• _Exercise instructions_
Scan the listing beneath this sentence. Report each line with the word "FASA".

******************************

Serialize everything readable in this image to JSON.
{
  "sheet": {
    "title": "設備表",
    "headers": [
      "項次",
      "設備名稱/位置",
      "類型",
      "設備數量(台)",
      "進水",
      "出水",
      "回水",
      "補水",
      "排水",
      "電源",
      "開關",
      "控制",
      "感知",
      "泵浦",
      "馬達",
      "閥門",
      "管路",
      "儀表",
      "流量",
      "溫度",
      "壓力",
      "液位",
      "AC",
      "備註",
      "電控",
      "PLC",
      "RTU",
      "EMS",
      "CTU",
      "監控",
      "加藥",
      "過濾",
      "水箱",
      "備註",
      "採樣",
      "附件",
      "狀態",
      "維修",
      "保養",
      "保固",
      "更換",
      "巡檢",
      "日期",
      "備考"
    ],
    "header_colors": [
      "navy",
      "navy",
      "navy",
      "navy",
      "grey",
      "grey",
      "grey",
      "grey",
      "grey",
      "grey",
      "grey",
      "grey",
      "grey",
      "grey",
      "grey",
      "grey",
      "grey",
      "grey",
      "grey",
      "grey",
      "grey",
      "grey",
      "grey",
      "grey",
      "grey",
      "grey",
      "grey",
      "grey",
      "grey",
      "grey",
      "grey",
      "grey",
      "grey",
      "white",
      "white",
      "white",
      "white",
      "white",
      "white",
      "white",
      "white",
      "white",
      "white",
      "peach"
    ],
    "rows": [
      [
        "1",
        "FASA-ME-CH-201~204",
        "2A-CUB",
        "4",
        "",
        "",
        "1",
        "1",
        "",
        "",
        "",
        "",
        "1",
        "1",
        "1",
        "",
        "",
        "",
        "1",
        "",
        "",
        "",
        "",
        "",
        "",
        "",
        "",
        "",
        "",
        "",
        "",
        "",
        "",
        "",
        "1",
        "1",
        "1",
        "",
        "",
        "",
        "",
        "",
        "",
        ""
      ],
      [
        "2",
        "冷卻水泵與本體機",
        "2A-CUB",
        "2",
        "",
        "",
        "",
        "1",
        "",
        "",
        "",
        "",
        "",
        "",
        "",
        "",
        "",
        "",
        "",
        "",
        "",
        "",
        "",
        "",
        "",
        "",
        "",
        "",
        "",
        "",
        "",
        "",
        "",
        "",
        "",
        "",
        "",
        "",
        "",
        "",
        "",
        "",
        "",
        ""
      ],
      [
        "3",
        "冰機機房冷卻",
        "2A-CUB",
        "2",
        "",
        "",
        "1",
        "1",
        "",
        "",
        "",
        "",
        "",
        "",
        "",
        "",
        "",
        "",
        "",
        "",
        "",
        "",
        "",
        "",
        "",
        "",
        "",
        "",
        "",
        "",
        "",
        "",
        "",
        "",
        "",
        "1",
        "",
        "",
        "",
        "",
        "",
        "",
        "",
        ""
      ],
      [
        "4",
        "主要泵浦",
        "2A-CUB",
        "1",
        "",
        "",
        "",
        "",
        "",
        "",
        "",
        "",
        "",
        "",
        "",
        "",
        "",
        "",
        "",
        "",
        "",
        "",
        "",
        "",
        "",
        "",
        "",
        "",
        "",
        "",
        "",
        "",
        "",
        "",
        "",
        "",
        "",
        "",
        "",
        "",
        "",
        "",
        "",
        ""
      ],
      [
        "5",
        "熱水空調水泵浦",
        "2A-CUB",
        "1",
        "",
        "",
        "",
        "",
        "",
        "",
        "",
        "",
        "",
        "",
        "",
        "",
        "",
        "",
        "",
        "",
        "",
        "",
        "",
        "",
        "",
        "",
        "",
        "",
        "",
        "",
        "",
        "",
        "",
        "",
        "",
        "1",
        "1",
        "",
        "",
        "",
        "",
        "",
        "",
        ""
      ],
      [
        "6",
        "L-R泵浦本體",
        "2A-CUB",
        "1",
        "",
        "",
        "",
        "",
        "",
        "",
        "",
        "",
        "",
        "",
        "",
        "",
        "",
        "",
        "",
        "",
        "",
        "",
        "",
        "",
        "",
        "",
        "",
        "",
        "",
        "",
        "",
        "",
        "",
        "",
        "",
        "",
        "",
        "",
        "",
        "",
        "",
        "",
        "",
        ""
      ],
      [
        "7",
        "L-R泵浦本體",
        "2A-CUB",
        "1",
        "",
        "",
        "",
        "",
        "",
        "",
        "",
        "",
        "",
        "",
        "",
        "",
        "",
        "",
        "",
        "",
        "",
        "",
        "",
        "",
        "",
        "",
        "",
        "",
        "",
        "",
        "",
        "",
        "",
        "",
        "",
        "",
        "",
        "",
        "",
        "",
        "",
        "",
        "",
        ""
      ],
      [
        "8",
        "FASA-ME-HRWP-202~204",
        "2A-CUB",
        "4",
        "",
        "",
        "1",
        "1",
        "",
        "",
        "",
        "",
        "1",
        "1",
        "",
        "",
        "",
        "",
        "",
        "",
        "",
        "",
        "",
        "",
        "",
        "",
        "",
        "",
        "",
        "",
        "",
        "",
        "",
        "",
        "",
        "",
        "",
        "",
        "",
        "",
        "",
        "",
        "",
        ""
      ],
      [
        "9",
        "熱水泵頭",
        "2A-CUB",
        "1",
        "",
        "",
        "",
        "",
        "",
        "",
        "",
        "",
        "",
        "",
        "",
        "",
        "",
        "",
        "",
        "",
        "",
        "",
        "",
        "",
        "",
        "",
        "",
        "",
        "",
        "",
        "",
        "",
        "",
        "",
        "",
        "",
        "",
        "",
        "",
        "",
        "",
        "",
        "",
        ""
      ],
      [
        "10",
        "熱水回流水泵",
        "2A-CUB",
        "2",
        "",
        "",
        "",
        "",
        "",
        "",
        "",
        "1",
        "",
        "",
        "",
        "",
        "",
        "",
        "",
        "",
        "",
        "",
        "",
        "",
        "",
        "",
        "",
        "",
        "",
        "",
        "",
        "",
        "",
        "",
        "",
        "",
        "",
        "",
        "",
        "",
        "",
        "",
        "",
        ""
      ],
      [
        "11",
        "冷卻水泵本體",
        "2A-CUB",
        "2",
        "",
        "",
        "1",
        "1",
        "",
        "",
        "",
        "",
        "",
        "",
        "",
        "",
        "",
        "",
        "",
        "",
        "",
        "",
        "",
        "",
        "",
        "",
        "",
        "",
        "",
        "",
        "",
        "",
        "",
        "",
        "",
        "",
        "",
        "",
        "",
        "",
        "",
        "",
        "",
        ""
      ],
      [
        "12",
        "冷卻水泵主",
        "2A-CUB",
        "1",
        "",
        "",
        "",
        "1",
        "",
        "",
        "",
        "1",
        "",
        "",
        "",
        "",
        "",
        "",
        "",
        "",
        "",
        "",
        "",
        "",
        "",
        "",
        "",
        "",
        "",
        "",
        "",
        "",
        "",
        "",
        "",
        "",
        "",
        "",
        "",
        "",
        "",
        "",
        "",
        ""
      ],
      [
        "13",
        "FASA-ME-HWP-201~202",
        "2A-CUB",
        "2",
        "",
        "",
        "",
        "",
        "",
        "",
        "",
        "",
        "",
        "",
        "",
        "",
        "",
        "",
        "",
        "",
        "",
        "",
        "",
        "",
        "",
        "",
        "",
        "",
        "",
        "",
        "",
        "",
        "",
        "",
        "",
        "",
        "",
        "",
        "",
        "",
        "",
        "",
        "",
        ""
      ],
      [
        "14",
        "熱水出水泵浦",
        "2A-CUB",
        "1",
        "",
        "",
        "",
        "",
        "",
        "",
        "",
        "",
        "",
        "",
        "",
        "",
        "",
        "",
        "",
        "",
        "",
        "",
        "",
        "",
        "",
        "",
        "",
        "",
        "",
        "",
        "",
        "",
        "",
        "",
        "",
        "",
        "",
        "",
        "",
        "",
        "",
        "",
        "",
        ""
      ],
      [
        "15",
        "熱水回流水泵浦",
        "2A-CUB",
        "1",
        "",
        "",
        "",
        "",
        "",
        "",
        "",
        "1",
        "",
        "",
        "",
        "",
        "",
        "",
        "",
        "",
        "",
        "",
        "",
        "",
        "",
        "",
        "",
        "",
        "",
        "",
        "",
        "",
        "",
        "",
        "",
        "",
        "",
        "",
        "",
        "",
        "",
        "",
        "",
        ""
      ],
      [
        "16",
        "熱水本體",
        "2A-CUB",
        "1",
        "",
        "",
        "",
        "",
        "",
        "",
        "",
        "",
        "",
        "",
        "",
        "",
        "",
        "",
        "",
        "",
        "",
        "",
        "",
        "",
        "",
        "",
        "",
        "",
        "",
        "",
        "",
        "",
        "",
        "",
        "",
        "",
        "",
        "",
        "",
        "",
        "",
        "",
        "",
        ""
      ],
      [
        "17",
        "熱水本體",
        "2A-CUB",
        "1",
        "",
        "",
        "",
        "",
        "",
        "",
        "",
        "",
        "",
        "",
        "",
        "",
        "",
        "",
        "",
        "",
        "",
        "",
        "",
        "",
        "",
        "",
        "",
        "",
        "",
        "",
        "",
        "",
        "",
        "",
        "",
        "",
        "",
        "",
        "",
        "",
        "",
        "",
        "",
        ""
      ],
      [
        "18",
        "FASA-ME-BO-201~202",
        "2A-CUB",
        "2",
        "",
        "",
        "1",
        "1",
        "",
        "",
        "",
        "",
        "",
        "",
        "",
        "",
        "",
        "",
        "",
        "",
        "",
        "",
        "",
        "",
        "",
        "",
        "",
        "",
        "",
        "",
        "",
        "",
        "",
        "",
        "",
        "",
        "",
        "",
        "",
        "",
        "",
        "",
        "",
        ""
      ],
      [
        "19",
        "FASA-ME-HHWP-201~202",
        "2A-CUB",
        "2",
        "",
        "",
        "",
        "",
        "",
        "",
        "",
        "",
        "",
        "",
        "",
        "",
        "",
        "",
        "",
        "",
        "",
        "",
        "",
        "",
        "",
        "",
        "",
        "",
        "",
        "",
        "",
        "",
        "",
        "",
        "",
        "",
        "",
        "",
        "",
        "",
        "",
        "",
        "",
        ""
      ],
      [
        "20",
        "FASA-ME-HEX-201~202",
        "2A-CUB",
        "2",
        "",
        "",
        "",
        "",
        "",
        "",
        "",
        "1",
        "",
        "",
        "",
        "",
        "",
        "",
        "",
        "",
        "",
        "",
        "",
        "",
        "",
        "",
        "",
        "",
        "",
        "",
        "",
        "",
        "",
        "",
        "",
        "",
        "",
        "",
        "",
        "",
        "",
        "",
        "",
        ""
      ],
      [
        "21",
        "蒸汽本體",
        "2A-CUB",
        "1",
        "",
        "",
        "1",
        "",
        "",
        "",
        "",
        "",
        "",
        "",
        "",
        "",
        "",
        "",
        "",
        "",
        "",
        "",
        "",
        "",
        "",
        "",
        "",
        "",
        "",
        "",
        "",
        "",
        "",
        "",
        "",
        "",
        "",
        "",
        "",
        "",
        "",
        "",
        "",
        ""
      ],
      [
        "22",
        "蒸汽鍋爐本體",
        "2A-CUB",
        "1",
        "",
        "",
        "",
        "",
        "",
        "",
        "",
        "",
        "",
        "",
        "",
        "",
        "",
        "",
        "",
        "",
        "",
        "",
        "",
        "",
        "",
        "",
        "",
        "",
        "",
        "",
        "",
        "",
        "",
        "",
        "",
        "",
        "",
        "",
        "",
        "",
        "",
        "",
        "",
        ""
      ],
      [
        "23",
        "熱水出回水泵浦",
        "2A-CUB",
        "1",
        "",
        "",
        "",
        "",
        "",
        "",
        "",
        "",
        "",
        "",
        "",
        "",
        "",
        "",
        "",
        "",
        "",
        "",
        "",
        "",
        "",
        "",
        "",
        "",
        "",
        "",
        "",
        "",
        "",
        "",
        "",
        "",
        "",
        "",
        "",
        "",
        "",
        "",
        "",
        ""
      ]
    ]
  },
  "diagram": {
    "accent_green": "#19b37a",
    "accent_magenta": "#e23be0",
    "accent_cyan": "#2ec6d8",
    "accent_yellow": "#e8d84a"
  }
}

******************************

• _Solution to this task_
        "FASA-ME-CH-201~204",
        "FASA-ME-HRWP-202~204",
        "FASA-ME-HWP-201~202",
        "FASA-ME-BO-201~202",
        "FASA-ME-HHWP-201~202",
        "FASA-ME-HEX-201~202",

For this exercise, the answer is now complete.